Rude: Ability to scramble will be key at Kiawah
KIAWAH ISLAND, S.C. – The yardage on the Kiawah Island Ocean Course scorecard is an eyeful. It reads 7,676 yards. That amounts to the longest track in major-championship history. That means even a bomber like Tiger Woods calls the place a “big ballpark.”
Seventy-six seventy-six. Patriotically, it sounds like something out of our bicentennial celebration. Melodiously, it reminds of the wonderful tune involving trombones in "The Music Man." As for golf, it sounds long and hard.
It makes one think that perhaps a contestant should grip and rip, or at least grunt at impact, or get in some resistance training before heading to the first tee, all the while risking the sprain of a rib muscle. After all, seven par 4s measure at least 444 yards, three of which are 480-plus. And the shortest of the two par 3s on the back nine is 223 yards, which, of course, is a career 3-wood for most recreational types.
Yet to hear various elite entrants in this 94th PGA Championship, finesse rather than brute strength figures to be the deciding factor.
“This is a golf course where it’s going to test our short games a lot,” said Woods, still in pursuit of his 15th major title more than four years after securing No. 14. “The guy who can chip and putt really well this week is going to have a great chance.”
In other words, can you say, say, Luke Donald? The soft-spoken Englishman not only ranks No. 1 in the world and hungers for a major breakthrough, but he has perhaps golf’s best short game. He ranks 12th in scrambling this year on the PGA Tour, and was no worse than eighth in three of the past four seasons.

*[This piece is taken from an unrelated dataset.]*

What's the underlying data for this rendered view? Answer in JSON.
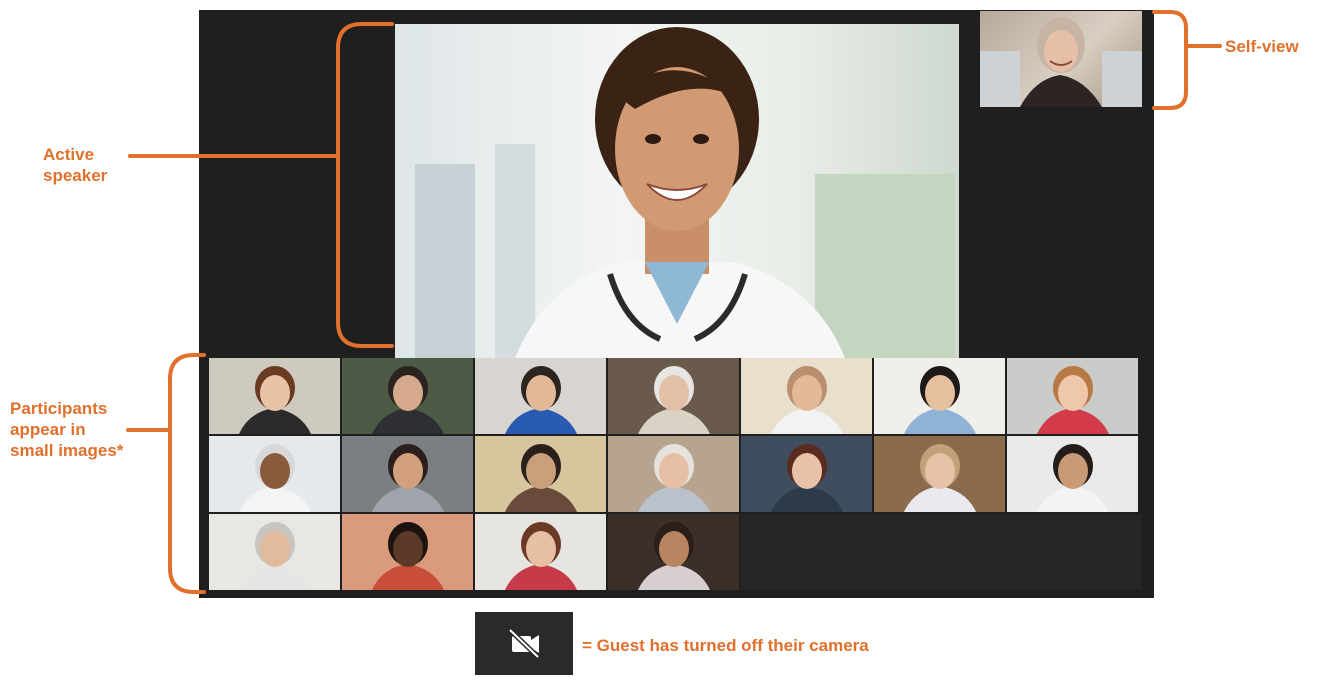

The fact a premium is placed on the short game here hardly is lost on Donald. The vast majority of Pete Dye’s greens are raised, meaning the ball will fall off the sides if mis-hit. Because the course is long and wind tends to blow, players will miss hitting greens in regulation. On top of all that, the grass primarily is paspalum, a sticky turf which Tour players rarely face.
“Getting up and down is not easy,” Donald said Tuesday. “Around the greens, yeah, it is tricky. I think anyone who has good fundamentals that can use the bounce of their lob wedge, have some creativity, is going to fare a lot better than someone that has poor technique.”
Besides Donald, Jim Furyk (3), Phil Mickelson (8), Steve Stricker (9), Brandt Snedeker (10), Matt Kuchar (13) and Woods (14) are ranked in the top 14 in Tour scrambling. All of those have been playing well except Mickelson. Though he has had inconsistent results at times over the years, Mickelson is a four-time major winner, a magician around the greens and someone known to find form overnight.
Stricker figures to be one to watch, as well. One of the best players never to have won a major, he contended last week at the WGC-Bridgestone Invitational. And last year on Tour, he ranked second in scrambling.
Kuchar is another player whom you should expect to contend. He is a top-10 machine who knows how to get up and down. He leads the Tour in top 10s, with eight – a category he also topped two years ago. As for scrambling, the reigning Players champion was third and fifth, respectively, in scrambling in 2009-10. On top of all that, he lives in Sea Island, Ga., and is comfortable with playing conditions in this region.
The Ocean Course reminds players of Whistling Straits, another Pete Dye-designed gem that played host to the 2004 and ’10 PGA Championships. Two years ago, bombers dominated the leaderboard, what with Martin Kaymer beating Bubba Watson in a playoff and Dustin Johnson and Rory McIlroy coming close.
Yet count Watson among those who value recovery skills over 350-yard drives here. One reason is the scorecard length is diminished somewhat because at least three of the four par 5s are reachable in two.
“I think that it’s going to be down to the short game,” the Masters champion said. “It’s all about the short game. Putting and chipping are going to be the key around this golf course.”
In other words, gentlemen, sharpen your wedges.